    • One boy demonstrated his mastery of figurative language in describing the setting, how his character moves and how his character feels. Metaphors and similes pervade his story like barnacles on a blue whale. Obvious, yes, but they are pertinent and add depth to his story.
    • My favorite poem is about a big, green, three-eyed beast who tried to eat the narrator for its feast. It has imagery, rhyme, and the ending is just funny.
      (No spoiler alerts here: you’ll have to read the book).
    • My kids demonstrated their master understanding of conflict. And talk about tension! My students LOVED making their characters suffer. We had one story of a haunted ship where everyone except our protagonist was brutally murdered, another horror story where the protagonist sacrifices herself to ensure the future safety of all who live in the town. There is a story about a trampled wife and consequent descent into homelessness and a love story a la Romeo and Juliet where the tragic couple end up decapitated.

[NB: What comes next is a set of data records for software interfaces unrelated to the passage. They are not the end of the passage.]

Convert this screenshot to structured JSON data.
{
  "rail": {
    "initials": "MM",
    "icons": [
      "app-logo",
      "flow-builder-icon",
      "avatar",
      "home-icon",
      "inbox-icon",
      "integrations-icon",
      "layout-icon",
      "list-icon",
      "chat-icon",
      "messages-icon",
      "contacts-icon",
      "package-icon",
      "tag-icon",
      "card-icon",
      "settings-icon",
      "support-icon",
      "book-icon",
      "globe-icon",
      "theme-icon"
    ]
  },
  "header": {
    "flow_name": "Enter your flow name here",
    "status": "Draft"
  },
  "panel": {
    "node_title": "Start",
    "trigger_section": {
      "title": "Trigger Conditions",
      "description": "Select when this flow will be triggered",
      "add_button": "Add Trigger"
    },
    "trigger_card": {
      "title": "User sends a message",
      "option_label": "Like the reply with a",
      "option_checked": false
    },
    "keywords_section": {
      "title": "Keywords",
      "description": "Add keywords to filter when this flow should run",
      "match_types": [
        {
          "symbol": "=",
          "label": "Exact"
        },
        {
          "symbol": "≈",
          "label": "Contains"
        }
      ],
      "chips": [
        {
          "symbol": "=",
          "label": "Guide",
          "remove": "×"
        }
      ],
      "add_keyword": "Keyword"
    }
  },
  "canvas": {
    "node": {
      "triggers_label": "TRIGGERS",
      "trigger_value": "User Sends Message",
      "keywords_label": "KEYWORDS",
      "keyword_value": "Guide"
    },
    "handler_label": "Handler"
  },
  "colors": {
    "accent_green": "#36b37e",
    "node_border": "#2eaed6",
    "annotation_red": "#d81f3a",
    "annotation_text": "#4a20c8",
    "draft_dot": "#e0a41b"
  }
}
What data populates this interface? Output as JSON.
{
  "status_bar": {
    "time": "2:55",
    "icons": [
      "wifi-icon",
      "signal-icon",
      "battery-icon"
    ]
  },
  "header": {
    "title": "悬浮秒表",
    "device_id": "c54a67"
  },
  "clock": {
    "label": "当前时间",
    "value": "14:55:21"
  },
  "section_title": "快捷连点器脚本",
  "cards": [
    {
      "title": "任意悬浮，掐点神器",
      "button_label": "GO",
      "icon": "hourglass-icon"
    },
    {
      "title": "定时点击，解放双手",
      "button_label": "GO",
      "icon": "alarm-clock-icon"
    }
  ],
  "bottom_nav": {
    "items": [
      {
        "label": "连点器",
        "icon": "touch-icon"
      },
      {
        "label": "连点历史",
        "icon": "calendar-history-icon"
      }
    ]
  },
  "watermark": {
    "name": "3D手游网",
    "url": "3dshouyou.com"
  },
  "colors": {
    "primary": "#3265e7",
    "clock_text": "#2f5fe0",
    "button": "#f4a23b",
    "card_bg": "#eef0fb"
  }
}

  • Most importantly, I have a little bit of each of my students to keep with me through the years. A little bit of their souls are captured within the pages of this book. And anytime I start to miss them (after I’ve forgotten the traumatic experiences they put me through, of course), I can open it up and see the brilliance of their imaginations and the spark of life that they deigned to share with me this past year.